I have also been working on film projects. I have been working on the follow-up project to Ashes and Snow (Gregory Colbert) for years. Gregory and I continue to work every month, but now remotely with musicians all over the world including our wonderful locals Jerry Marotta and Tony Levin. I scored an excellent feature documentary about PTSD in the military in the past few months as well.
JB: We have a concentration of recording facilities and professionals up here that is vastly disproportionate to population, and a pretty great pool of players too, from that Tony Levin elite level on down. Do you think great original writing/performing talent is coming out of here as well? What are your thoughts on the venue/live scene?
DB: I like the openness of the music scene at the Pines. Jeremy Bernstein is a wonderful host. They did a wonderful job renovating the Colony. I saw a band we produced, The Wandering Hearts, play there before it shut down the first time. I love the Falcon. Tony Falco has a huge heart for musicians. Levon Helms’ Barn is a magical place. I remember hanging out with Levon when I was a little boy because my dad did quite a bit of work with the Band. My dad also liked to party with Levon. I am looking forward to seeing and hearing the renovated Bearsville Theater. So much history. There is a lot of untapped potential.
I am certain that in the post-Covid era live music will explode. It will be the celebration to end all celebrations. Our roaring twenties. I am looking forward to seeing tons of live music. I even hope to play again someday in front of people. Maybe solo piano or with a trio. The only live gigs I’ve done in the past few years have been for live television when artists that I work with perform (and kindly ask me).

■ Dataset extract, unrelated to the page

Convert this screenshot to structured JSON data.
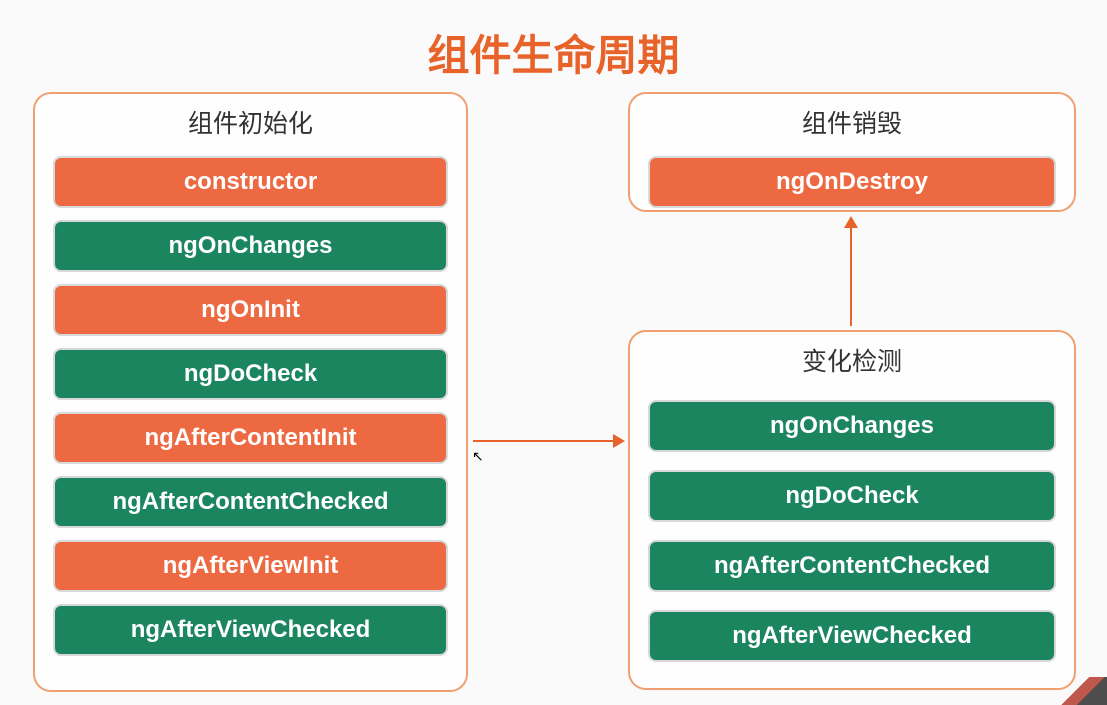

We have talented writers and artists here, but typically they are not mainstream. We have brilliantly successful artists like 4-Tet and Pat Metheny. I found young Fiona Glenn when she was nine singing with Elizabeth Mitchell at the Hoot. She recorded “Whisperers” with me when she was 13. “Whisperers” has over a million streams and steadily gets thousands of streams a week. People from all over the world have written to me how much they love her voice. I have more Fiona songs coming soon. We have the talent. I would love to see more pop come from here.

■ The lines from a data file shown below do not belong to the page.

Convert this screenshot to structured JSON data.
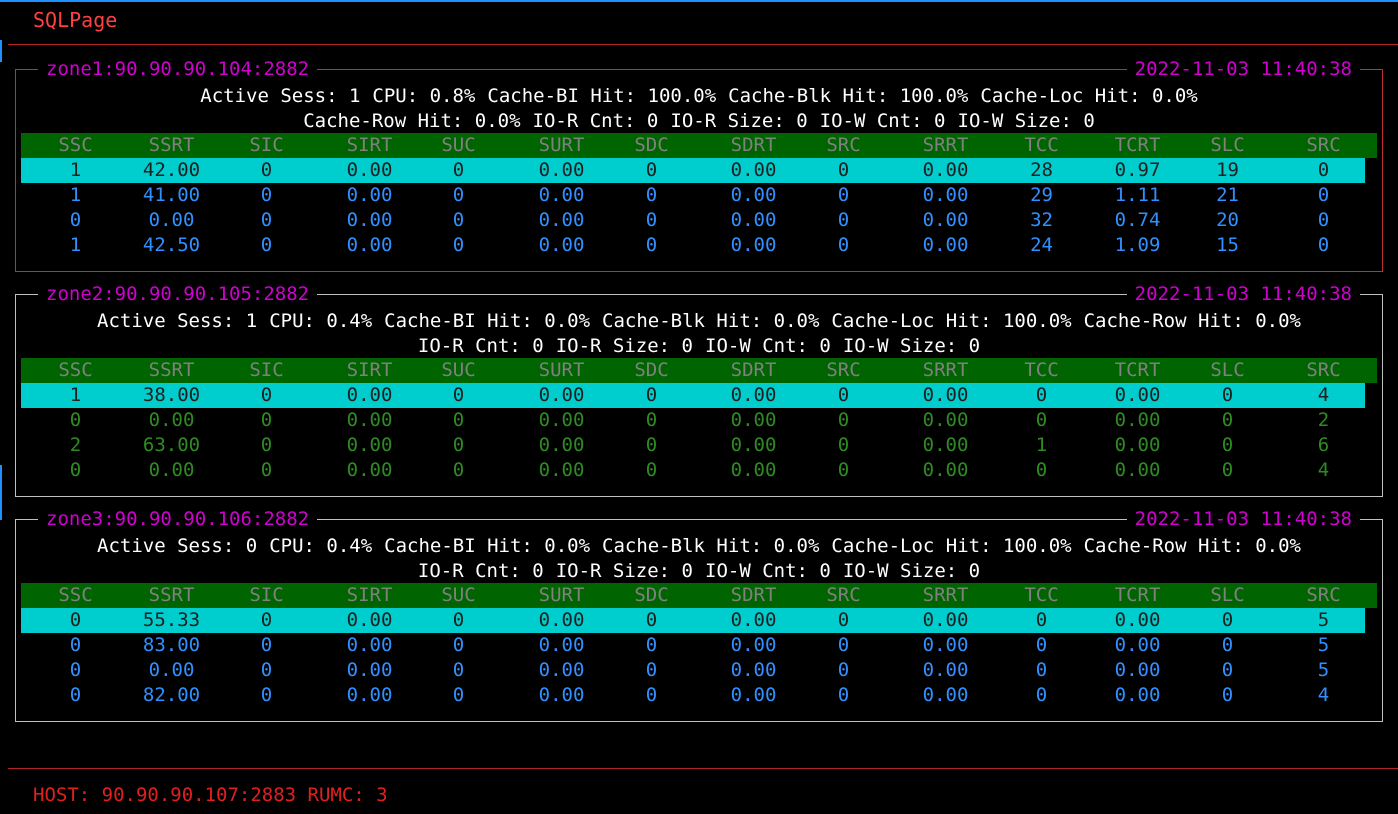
{
  "app": {
    "title": "SQLPage"
  },
  "columns": [
    "SSC",
    "SSRT",
    "SIC",
    "SIRT",
    "SUC",
    "SURT",
    "SDC",
    "SDRT",
    "SRC",
    "SRRT",
    "TCC",
    "TCRT",
    "SLC",
    "SRC"
  ],
  "zones": [
    {
      "name": "zone1:90.90.90.104:2882",
      "timestamp": "2022-11-03 11:40:38",
      "stats_line1": [
        "Active Sess: 1",
        "CPU: 0.8%",
        "Cache-BI Hit: 100.0%",
        "Cache-Blk Hit: 100.0%",
        "Cache-Loc Hit: 0.0%"
      ],
      "stats_line2": [
        "Cache-Row Hit: 0.0%",
        "IO-R Cnt: 0",
        "IO-R Size: 0",
        "IO-W Cnt: 0",
        "IO-W Size: 0"
      ],
      "row_color": "blue",
      "rows": [
        [
          "1",
          "42.00",
          "0",
          "0.00",
          "0",
          "0.00",
          "0",
          "0.00",
          "0",
          "0.00",
          "28",
          "0.97",
          "19",
          "0"
        ],
        [
          "1",
          "41.00",
          "0",
          "0.00",
          "0",
          "0.00",
          "0",
          "0.00",
          "0",
          "0.00",
          "29",
          "1.11",
          "21",
          "0"
        ],
        [
          "0",
          "0.00",
          "0",
          "0.00",
          "0",
          "0.00",
          "0",
          "0.00",
          "0",
          "0.00",
          "32",
          "0.74",
          "20",
          "0"
        ],
        [
          "1",
          "42.50",
          "0",
          "0.00",
          "0",
          "0.00",
          "0",
          "0.00",
          "0",
          "0.00",
          "24",
          "1.09",
          "15",
          "0"
        ]
      ]
    },
    {
      "name": "zone2:90.90.90.105:2882",
      "timestamp": "2022-11-03 11:40:38",
      "stats_line1": [
        "Active Sess: 1",
        "CPU: 0.4%",
        "Cache-BI Hit: 0.0%",
        "Cache-Blk Hit: 0.0%",
        "Cache-Loc Hit: 100.0%",
        "Cache-Row Hit: 0.0%"
      ],
      "stats_line2": [
        "IO-R Cnt: 0",
        "IO-R Size: 0",
        "IO-W Cnt: 0",
        "IO-W Size: 0"
      ],
      "row_color": "green",
      "rows": [
        [
          "1",
          "38.00",
          "0",
          "0.00",
          "0",
          "0.00",
          "0",
          "0.00",
          "0",
          "0.00",
          "0",
          "0.00",
          "0",
          "4"
        ],
        [
          "0",
          "0.00",
          "0",
          "0.00",
          "0",
          "0.00",
          "0",
          "0.00",
          "0",
          "0.00",
          "0",
          "0.00",
          "0",
          "2"
        ],
        [
          "2",
          "63.00",
          "0",
          "0.00",
          "0",
          "0.00",
          "0",
          "0.00",
          "0",
          "0.00",
          "1",
          "0.00",
          "0",
          "6"
        ],
        [
          "0",
          "0.00",
          "0",
          "0.00",
          "0",
          "0.00",
          "0",
          "0.00",
          "0",
          "0.00",
          "0",
          "0.00",
          "0",
          "4"
        ]
      ]
    },
    {
      "name": "zone3:90.90.90.106:2882",
      "timestamp": "2022-11-03 11:40:38",
      "stats_line1": [
        "Active Sess: 0",
        "CPU: 0.4%",
        "Cache-BI Hit: 0.0%",
        "Cache-Blk Hit: 0.0%",
        "Cache-Loc Hit: 100.0%",
        "Cache-Row Hit: 0.0%"
      ],
      "stats_line2": [
        "IO-R Cnt: 0",
        "IO-R Size: 0",
        "IO-W Cnt: 0",
        "IO-W Size: 0"
      ],
      "row_color": "blue",
      "rows": [
        [
          "0",
          "55.33",
          "0",
          "0.00",
          "0",
          "0.00",
          "0",
          "0.00",
          "0",
          "0.00",
          "0",
          "0.00",
          "0",
          "5"
        ],
        [
          "0",
          "83.00",
          "0",
          "0.00",
          "0",
          "0.00",
          "0",
          "0.00",
          "0",
          "0.00",
          "0",
          "0.00",
          "0",
          "5"
        ],
        [
          "0",
          "0.00",
          "0",
          "0.00",
          "0",
          "0.00",
          "0",
          "0.00",
          "0",
          "0.00",
          "0",
          "0.00",
          "0",
          "5"
        ],
        [
          "0",
          "82.00",
          "0",
          "0.00",
          "0",
          "0.00",
          "0",
          "0.00",
          "0",
          "0.00",
          "0",
          "0.00",
          "0",
          "4"
        ]
      ]
    }
  ],
  "footer": {
    "host": "HOST: 90.90.90.107:2883 RUMC: 3"
  }
}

JB: You maintain a very active presence on social media, most often in a fascinating role as conversation starter and mediator. You are not necessarily known for making strong pronouncements yourself, but rather soliciting them from others. Does that play into your work at all, keeping your finger on the pulse of what fellow professionals as well as music fans are thinking?
DB: I like to discover new things. I also like to hear perspectives on musical subjects that help me think differently. We all tend to be collegial. The way to stay inspired and relevant is to have an open mind and open ears. Music is in constant cultural evolution. I love to talk too. Probably a bit too much.
Learn more about David Baron https://www.thedavidbaron.com.
Check out more articles from the Making Records series.